Perhaps more problematic is the lack of character development for Hector. The chance to truly explore this ‘new’ companion, who looks and sounds exactly like the Hex of old but has an entirely different back-story and memories, is put on hold while he is possessed by the Swarm. Since this is just the first in a trilogy of Seventh Doctor / Ace / Hector stories, I am hopeful that further development will follow.

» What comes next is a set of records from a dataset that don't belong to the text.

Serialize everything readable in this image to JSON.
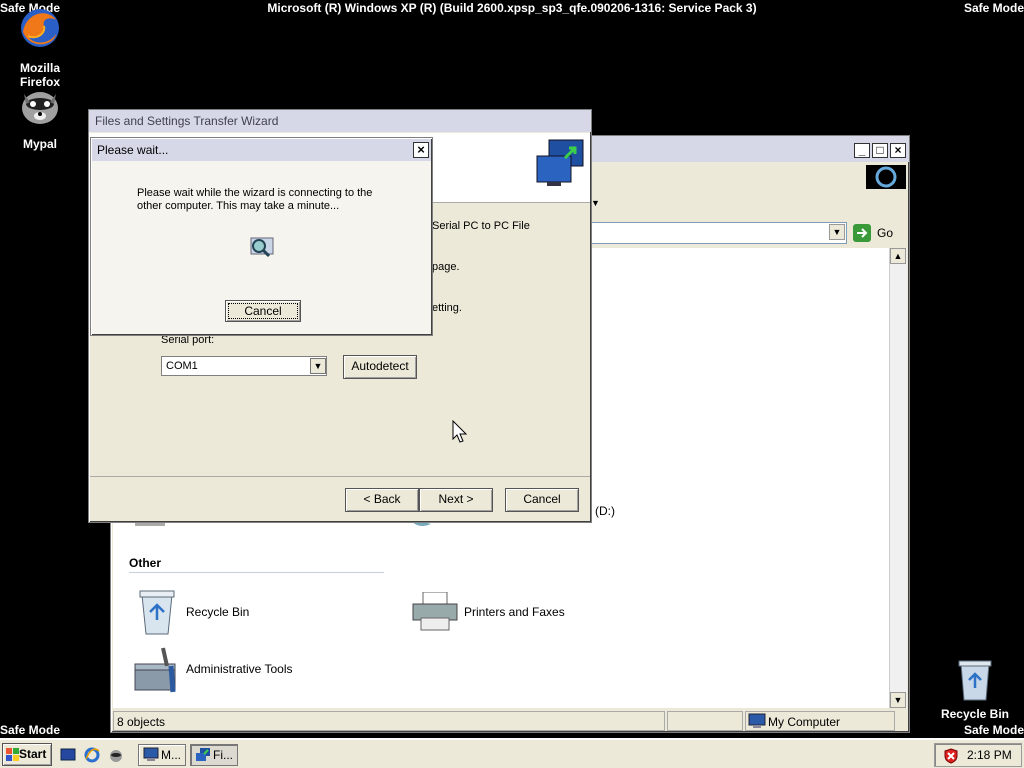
{
  "desktop": {
    "banner": "Microsoft (R) Windows XP (R) (Build 2600.xpsp_sp3_qfe.090206-1316: Service Pack 3)",
    "safe_mode": "Safe Mode",
    "icons": [
      {
        "label": "Mozilla Firefox",
        "icon": "firefox-icon"
      },
      {
        "label": "Mypal",
        "icon": "mypal-icon"
      },
      {
        "label": "Recycle Bin",
        "icon": "recycle-bin-icon"
      }
    ]
  },
  "mycomputer": {
    "go_label": "Go",
    "drive_label": "(D:)",
    "section_other": "Other",
    "items": [
      {
        "label": "Recycle Bin",
        "icon": "recycle-bin-icon"
      },
      {
        "label": "Printers and Faxes",
        "icon": "printer-icon"
      },
      {
        "label": "Administrative Tools",
        "icon": "admin-tools-icon"
      }
    ],
    "status_left": "8 objects",
    "status_right": "My Computer"
  },
  "wizard": {
    "title": "Files and Settings Transfer Wizard",
    "text_serial": "Serial PC to PC File",
    "text_page": "page.",
    "text_setting": "etting.",
    "serial_port_label": "Serial port:",
    "serial_port_value": "COM1",
    "autodetect": "Autodetect",
    "back": "< Back",
    "next": "Next >",
    "cancel": "Cancel"
  },
  "wait_dialog": {
    "title": "Please wait...",
    "message": "Please wait while the wizard is connecting to the other computer. This may take a minute...",
    "cancel": "Cancel"
  },
  "taskbar": {
    "start": "Start",
    "tasks": [
      {
        "label": "M..."
      },
      {
        "label": "Fi..."
      }
    ],
    "clock": "2:18 PM"
  }
}
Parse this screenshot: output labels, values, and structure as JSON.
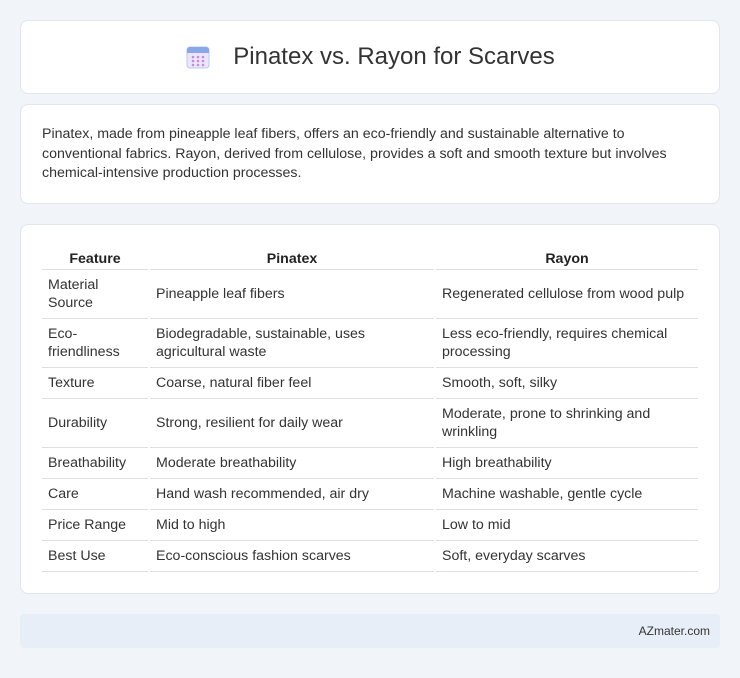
{
  "page": {
    "title": "Pinatex vs. Rayon for Scarves",
    "title_icon": "calendar-icon",
    "description": "Pinatex, made from pineapple leaf fibers, offers an eco-friendly and sustainable alternative to conventional fabrics. Rayon, derived from cellulose, provides a soft and smooth texture but involves chemical-intensive production processes."
  },
  "table": {
    "headers": [
      "Feature",
      "Pinatex",
      "Rayon"
    ],
    "rows": [
      [
        "Material Source",
        "Pineapple leaf fibers",
        "Regenerated cellulose from wood pulp"
      ],
      [
        "Eco-friendliness",
        "Biodegradable, sustainable, uses agricultural waste",
        "Less eco-friendly, requires chemical processing"
      ],
      [
        "Texture",
        "Coarse, natural fiber feel",
        "Smooth, soft, silky"
      ],
      [
        "Durability",
        "Strong, resilient for daily wear",
        "Moderate, prone to shrinking and wrinkling"
      ],
      [
        "Breathability",
        "Moderate breathability",
        "High breathability"
      ],
      [
        "Care",
        "Hand wash recommended, air dry",
        "Machine washable, gentle cycle"
      ],
      [
        "Price Range",
        "Mid to high",
        "Low to mid"
      ],
      [
        "Best Use",
        "Eco-conscious fashion scarves",
        "Soft, everyday scarves"
      ]
    ]
  },
  "footer": {
    "brand": "AZmater.com"
  },
  "colors": {
    "background": "#f1f4f9",
    "card": "#ffffff",
    "footer_bg": "#e8eef8",
    "icon_accent": "#8aa8e8"
  }
}
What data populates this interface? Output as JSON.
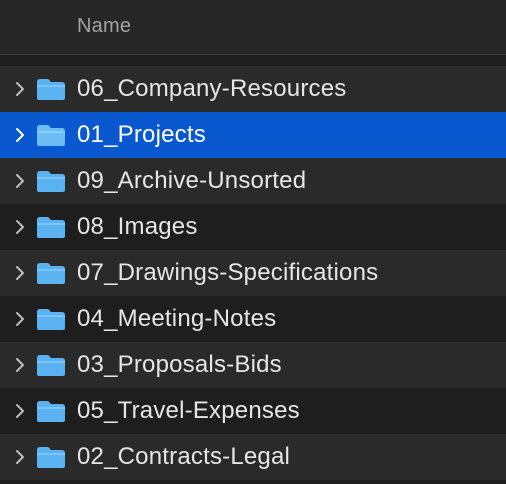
{
  "header": {
    "column_name": "Name"
  },
  "colors": {
    "background": "#1e1e1e",
    "header_background": "#262626",
    "alt_row": "#2a2a2a",
    "selection": "#0a58d0",
    "folder": "#5ab3f0"
  },
  "rows": [
    {
      "label": "06_Company-Resources",
      "icon": "folder-icon",
      "expanded": false,
      "selected": false
    },
    {
      "label": "01_Projects",
      "icon": "folder-icon",
      "expanded": false,
      "selected": true
    },
    {
      "label": "09_Archive-Unsorted",
      "icon": "folder-icon",
      "expanded": false,
      "selected": false
    },
    {
      "label": "08_Images",
      "icon": "folder-icon",
      "expanded": false,
      "selected": false
    },
    {
      "label": "07_Drawings-Specifications",
      "icon": "folder-icon",
      "expanded": false,
      "selected": false
    },
    {
      "label": "04_Meeting-Notes",
      "icon": "folder-icon",
      "expanded": false,
      "selected": false
    },
    {
      "label": "03_Proposals-Bids",
      "icon": "folder-icon",
      "expanded": false,
      "selected": false
    },
    {
      "label": "05_Travel-Expenses",
      "icon": "folder-icon",
      "expanded": false,
      "selected": false
    },
    {
      "label": "02_Contracts-Legal",
      "icon": "folder-icon",
      "expanded": false,
      "selected": false
    }
  ]
}
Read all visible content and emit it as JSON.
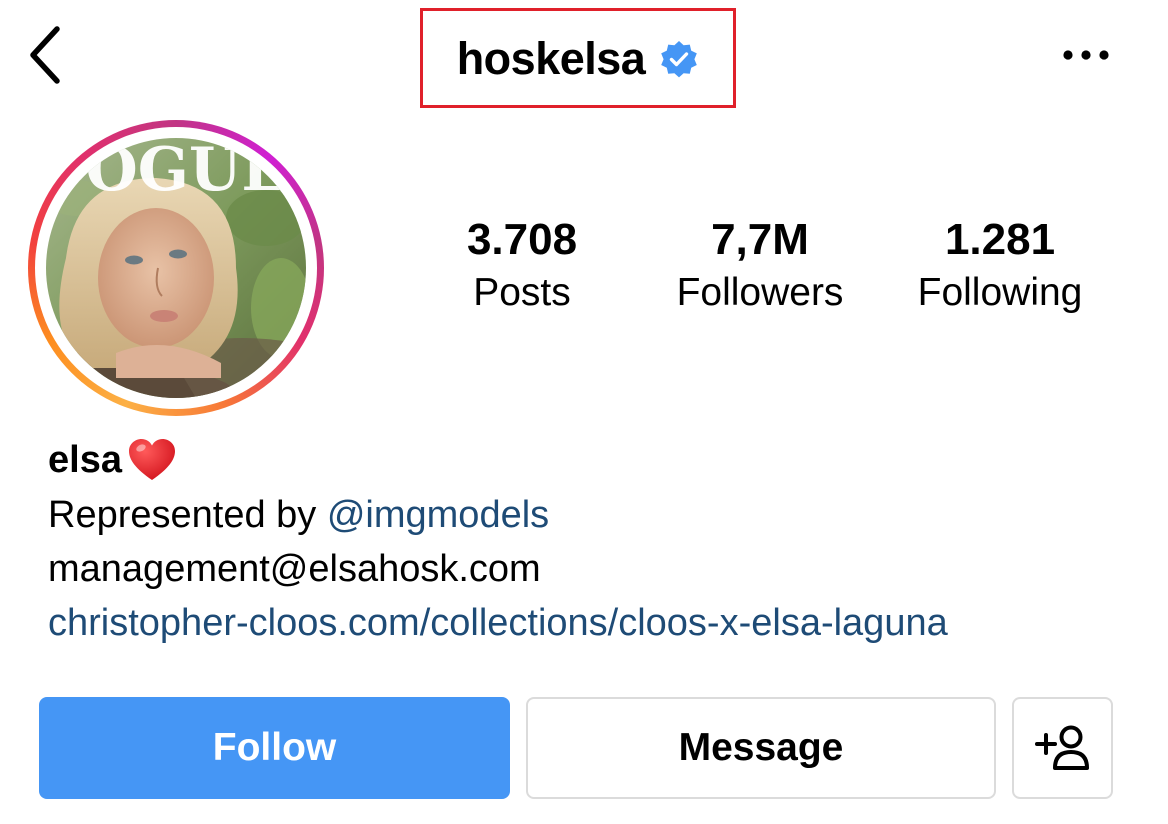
{
  "header": {
    "back_icon": "chevron-left-icon",
    "username": "hoskelsa",
    "verified_icon": "verified-badge-icon",
    "verified_color": "#4596f5",
    "more_icon": "more-horizontal-icon"
  },
  "avatar": {
    "description_icon": "profile-avatar",
    "ring_colors": [
      "#fcb045",
      "#fd1d1d",
      "#c13584",
      "#d01fd3"
    ]
  },
  "stats": {
    "posts": {
      "value": "3.708",
      "label": "Posts"
    },
    "followers": {
      "value": "7,7M",
      "label": "Followers"
    },
    "following": {
      "value": "1.281",
      "label": "Following"
    }
  },
  "bio": {
    "display_name": "elsa",
    "display_name_emoji": "red-heart-icon",
    "line1_prefix": "Represented by ",
    "line1_mention": "@imgmodels",
    "line2": "management@elsahosk.com",
    "line3_link": "christopher-cloos.com/collections/cloos-x-elsa-laguna",
    "link_color": "#1e4b76"
  },
  "actions": {
    "follow_label": "Follow",
    "message_label": "Message",
    "suggest_icon": "add-person-icon",
    "follow_color": "#4596f5"
  }
}
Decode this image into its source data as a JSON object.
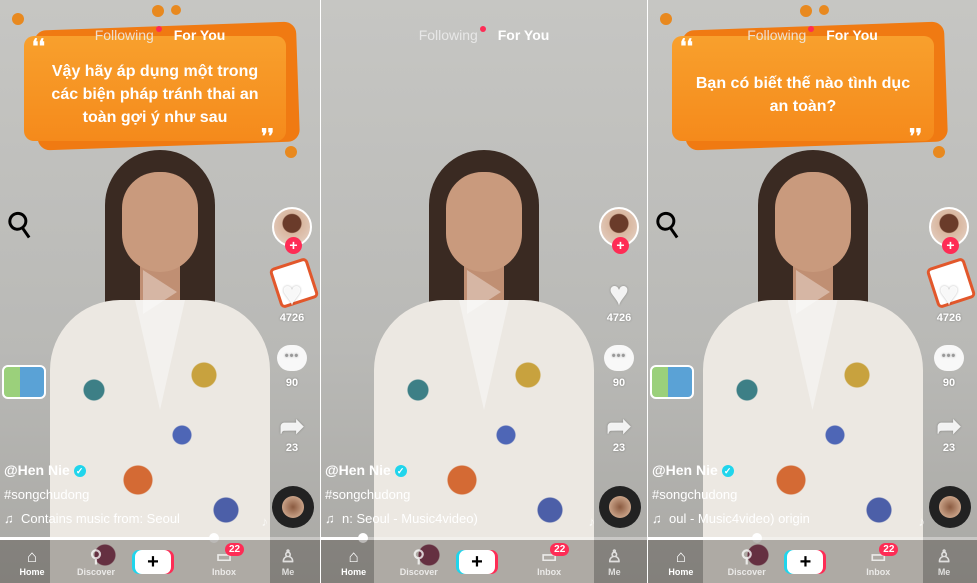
{
  "top_nav": {
    "following": "Following",
    "for_you": "For You"
  },
  "colors": {
    "accent": "#fe2c55",
    "cyan": "#20d5ec",
    "caption_orange": "#f58a1b"
  },
  "panels": [
    {
      "caption": "Vậy hãy áp dụng một trong các biện pháp tránh thai an toàn gợi ý như sau",
      "stickers": [
        "iud-sticker",
        "documents-sticker",
        "condom-sticker"
      ],
      "likes": "4726",
      "comments": "90",
      "shares": "23",
      "username": "@Hen Nie",
      "hashtag": "#songchudong",
      "music": "Contains music from: Seoul",
      "progress": 0.67
    },
    {
      "caption": "",
      "stickers": [],
      "likes": "4726",
      "comments": "90",
      "shares": "23",
      "username": "@Hen Nie",
      "hashtag": "#songchudong",
      "music": "n: Seoul - Music4video)",
      "progress": 0.13
    },
    {
      "caption": "Bạn có biết thế nào tình dục an toàn?",
      "stickers": [
        "iud-sticker",
        "documents-sticker",
        "condom-sticker"
      ],
      "likes": "4726",
      "comments": "90",
      "shares": "23",
      "username": "@Hen Nie",
      "hashtag": "#songchudong",
      "music": "oul - Music4video)   origin",
      "progress": 0.33
    }
  ],
  "tabbar": {
    "home": "Home",
    "discover": "Discover",
    "create": "+",
    "inbox": "Inbox",
    "inbox_badge": "22",
    "me": "Me"
  }
}
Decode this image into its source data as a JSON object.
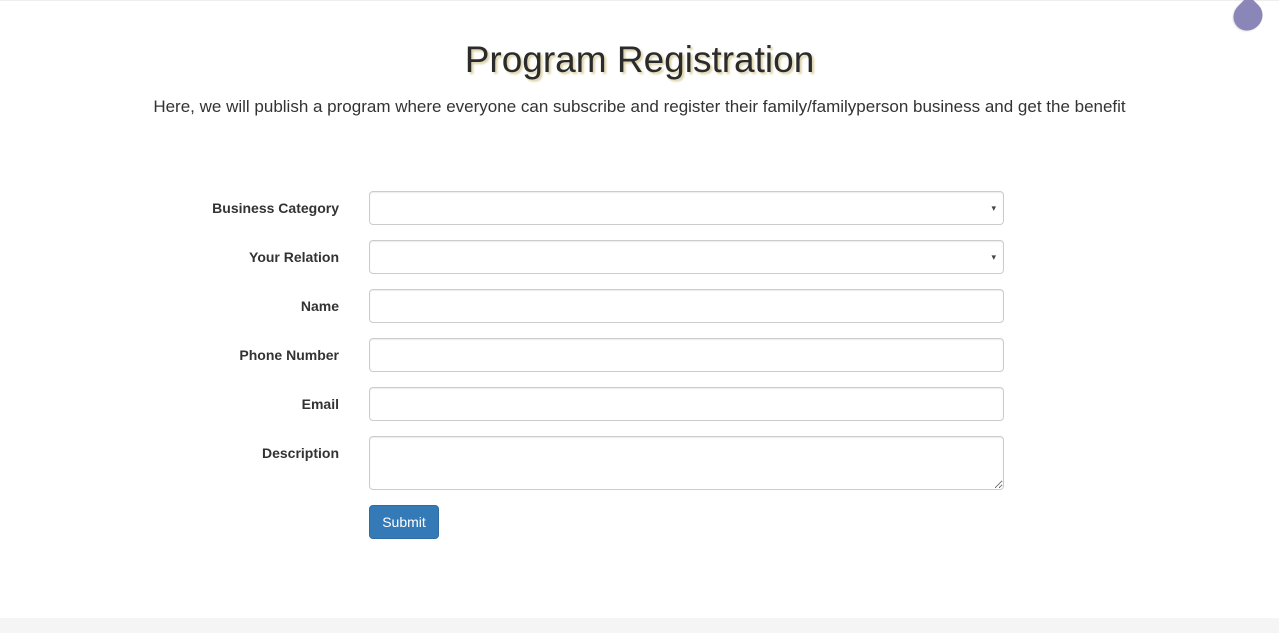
{
  "header": {
    "title": "Program Registration",
    "subtitle": "Here, we will publish a program where everyone can subscribe and register their family/familyperson business and get the benefit"
  },
  "form": {
    "business_category": {
      "label": "Business Category",
      "value": ""
    },
    "relation": {
      "label": "Your Relation",
      "value": ""
    },
    "name": {
      "label": "Name",
      "value": ""
    },
    "phone": {
      "label": "Phone Number",
      "value": ""
    },
    "email": {
      "label": "Email",
      "value": ""
    },
    "description": {
      "label": "Description",
      "value": ""
    },
    "submit_label": "Submit"
  },
  "icons": {
    "select_caret": "▾",
    "floating_button": "droplet-icon"
  },
  "colors": {
    "primary": "#337ab7",
    "floating": "#8a86b8",
    "title_shadow": "#d9cfa3"
  }
}
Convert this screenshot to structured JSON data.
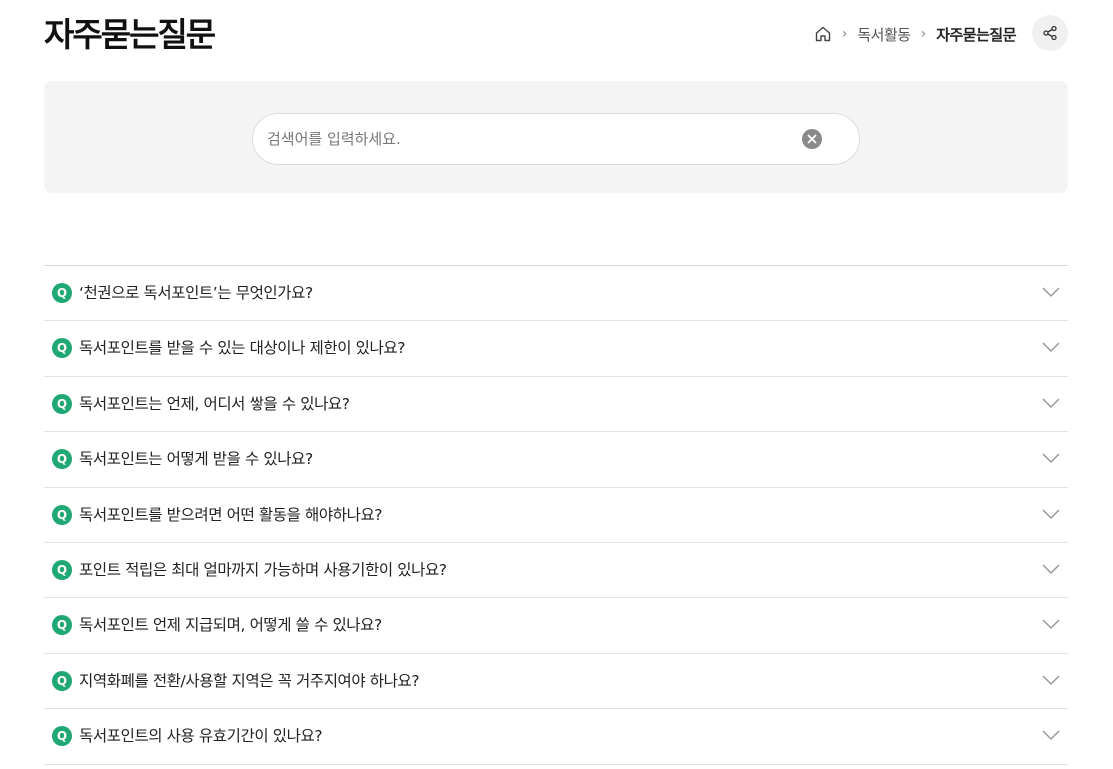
{
  "page": {
    "title": "자주묻는질문"
  },
  "breadcrumb": {
    "home_icon": "home-icon",
    "separator": "›",
    "items": [
      "독서활동",
      "자주묻는질문"
    ]
  },
  "share": {
    "icon": "share-icon"
  },
  "search": {
    "placeholder": "검색어를 입력하세요.",
    "value": "",
    "clear_icon": "clear-icon"
  },
  "faq": {
    "badge": "Q",
    "items": [
      {
        "question": "‘천권으로 독서포인트’는 무엇인가요?"
      },
      {
        "question": "독서포인트를 받을 수 있는 대상이나 제한이 있나요?"
      },
      {
        "question": "독서포인트는 언제, 어디서 쌓을 수 있나요?"
      },
      {
        "question": "독서포인트는 어떻게 받을 수 있나요?"
      },
      {
        "question": "독서포인트를 받으려면 어떤 활동을 해야하나요?"
      },
      {
        "question": "포인트 적립은 최대 얼마까지 가능하며 사용기한이 있나요?"
      },
      {
        "question": "독서포인트 언제 지급되며, 어떻게 쓸 수 있나요?"
      },
      {
        "question": "지역화폐를 전환/사용할 지역은 꼭 거주지여야 하나요?"
      },
      {
        "question": "독서포인트의 사용 유효기간이 있나요?"
      }
    ]
  },
  "colors": {
    "accent": "#1fa874",
    "panel_bg": "#f4f4f4",
    "border": "#dddddd"
  }
}
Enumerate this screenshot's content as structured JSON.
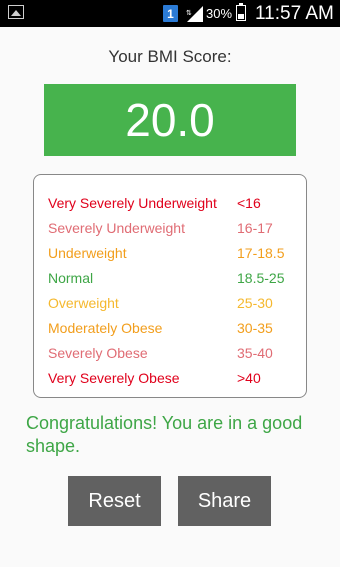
{
  "status_bar": {
    "sim_label": "1",
    "battery": "30%",
    "time": "11:57 AM"
  },
  "title": "Your BMI Score:",
  "score": "20.0",
  "colors": {
    "score_bg": "#47b34d",
    "very_severe": "#e0001b",
    "severe": "#e06c74",
    "mild": "#f29e1c",
    "normal": "#3ea646",
    "button": "#616161"
  },
  "categories": [
    {
      "label": "Very Severely Underweight",
      "range": "<16",
      "color": "#e0001b"
    },
    {
      "label": "Severely Underweight",
      "range": "16-17",
      "color": "#e06c74"
    },
    {
      "label": "Underweight",
      "range": "17-18.5",
      "color": "#f29e1c"
    },
    {
      "label": "Normal",
      "range": "18.5-25",
      "color": "#3ea646"
    },
    {
      "label": "Overweight",
      "range": "25-30",
      "color": "#f5b82e"
    },
    {
      "label": "Moderately Obese",
      "range": "30-35",
      "color": "#f29e1c"
    },
    {
      "label": "Severely Obese",
      "range": "35-40",
      "color": "#e06c74"
    },
    {
      "label": "Very Severely Obese",
      "range": ">40",
      "color": "#e0001b"
    }
  ],
  "message": "Congratulations! You are in a good shape.",
  "buttons": {
    "reset": "Reset",
    "share": "Share"
  }
}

Come to think of it, is Hector really the first suitable candidate for infection by the Swarm to have entered the TARDIS since The Invisible Enemy, even given the large gap in his mind? What about the enfeebled Nyssa during Kinda, the post-Mara-possession Tegan, or the suggestible Kamelion? Maybe the Swarm needed a looong time to gather its strength before attacking. All in all, it’s best not to over-think such matters – or the fundamental fact that a virus doesn’t even have a nucleus – but simply allow yourself to be carried along by the whole fantastic voyage.
Revenge of the Swarm is a flawed adventure with some interesting ideas at its heart… which makes it entirely suitable as a follow-up to The Invisible Enemy.
Buy this item online